RAW DATA START
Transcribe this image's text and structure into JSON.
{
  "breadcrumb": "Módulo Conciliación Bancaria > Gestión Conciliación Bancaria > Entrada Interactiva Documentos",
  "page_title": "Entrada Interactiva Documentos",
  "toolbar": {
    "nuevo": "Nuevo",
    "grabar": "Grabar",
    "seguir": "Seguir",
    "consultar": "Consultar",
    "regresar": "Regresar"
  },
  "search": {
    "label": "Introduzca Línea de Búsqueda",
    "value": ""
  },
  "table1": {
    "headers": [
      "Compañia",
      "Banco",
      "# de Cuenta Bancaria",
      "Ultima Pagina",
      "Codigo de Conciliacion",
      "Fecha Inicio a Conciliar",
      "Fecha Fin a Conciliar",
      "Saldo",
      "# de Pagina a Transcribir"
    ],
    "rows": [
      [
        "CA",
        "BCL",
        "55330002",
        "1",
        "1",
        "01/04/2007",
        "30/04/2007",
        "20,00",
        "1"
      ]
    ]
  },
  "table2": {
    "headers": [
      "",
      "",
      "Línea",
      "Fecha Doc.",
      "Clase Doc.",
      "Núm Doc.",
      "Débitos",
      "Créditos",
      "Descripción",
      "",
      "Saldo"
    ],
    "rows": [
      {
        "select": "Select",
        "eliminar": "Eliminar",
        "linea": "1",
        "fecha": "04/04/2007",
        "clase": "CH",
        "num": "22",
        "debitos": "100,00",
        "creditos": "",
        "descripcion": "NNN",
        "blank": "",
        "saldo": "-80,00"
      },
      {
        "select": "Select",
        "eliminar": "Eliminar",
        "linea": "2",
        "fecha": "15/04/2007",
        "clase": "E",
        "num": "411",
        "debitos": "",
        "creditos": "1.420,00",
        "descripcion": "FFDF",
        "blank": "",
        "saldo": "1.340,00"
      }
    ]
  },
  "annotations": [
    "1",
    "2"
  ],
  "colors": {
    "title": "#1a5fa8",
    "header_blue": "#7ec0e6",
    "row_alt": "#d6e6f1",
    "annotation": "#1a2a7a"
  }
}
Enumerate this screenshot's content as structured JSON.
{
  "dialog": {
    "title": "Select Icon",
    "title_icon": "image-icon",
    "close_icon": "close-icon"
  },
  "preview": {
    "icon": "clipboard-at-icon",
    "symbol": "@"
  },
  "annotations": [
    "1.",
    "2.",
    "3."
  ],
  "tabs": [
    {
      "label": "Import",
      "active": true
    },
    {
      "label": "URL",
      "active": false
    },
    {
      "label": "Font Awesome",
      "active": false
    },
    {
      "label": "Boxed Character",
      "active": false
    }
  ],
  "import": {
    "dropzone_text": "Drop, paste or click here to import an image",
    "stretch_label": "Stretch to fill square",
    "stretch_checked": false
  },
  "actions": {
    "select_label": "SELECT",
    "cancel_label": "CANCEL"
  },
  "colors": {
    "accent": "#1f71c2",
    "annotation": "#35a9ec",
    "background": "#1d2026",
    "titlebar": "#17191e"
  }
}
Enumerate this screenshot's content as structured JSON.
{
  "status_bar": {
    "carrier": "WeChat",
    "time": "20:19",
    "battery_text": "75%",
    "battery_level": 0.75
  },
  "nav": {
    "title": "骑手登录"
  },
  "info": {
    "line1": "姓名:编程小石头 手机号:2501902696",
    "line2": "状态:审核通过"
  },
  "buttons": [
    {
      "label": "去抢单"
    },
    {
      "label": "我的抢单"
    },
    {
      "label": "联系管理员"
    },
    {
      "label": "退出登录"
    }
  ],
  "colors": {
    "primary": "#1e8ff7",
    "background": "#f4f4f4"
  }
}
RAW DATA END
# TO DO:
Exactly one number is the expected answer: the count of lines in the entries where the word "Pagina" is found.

# ANSWER BOX:
2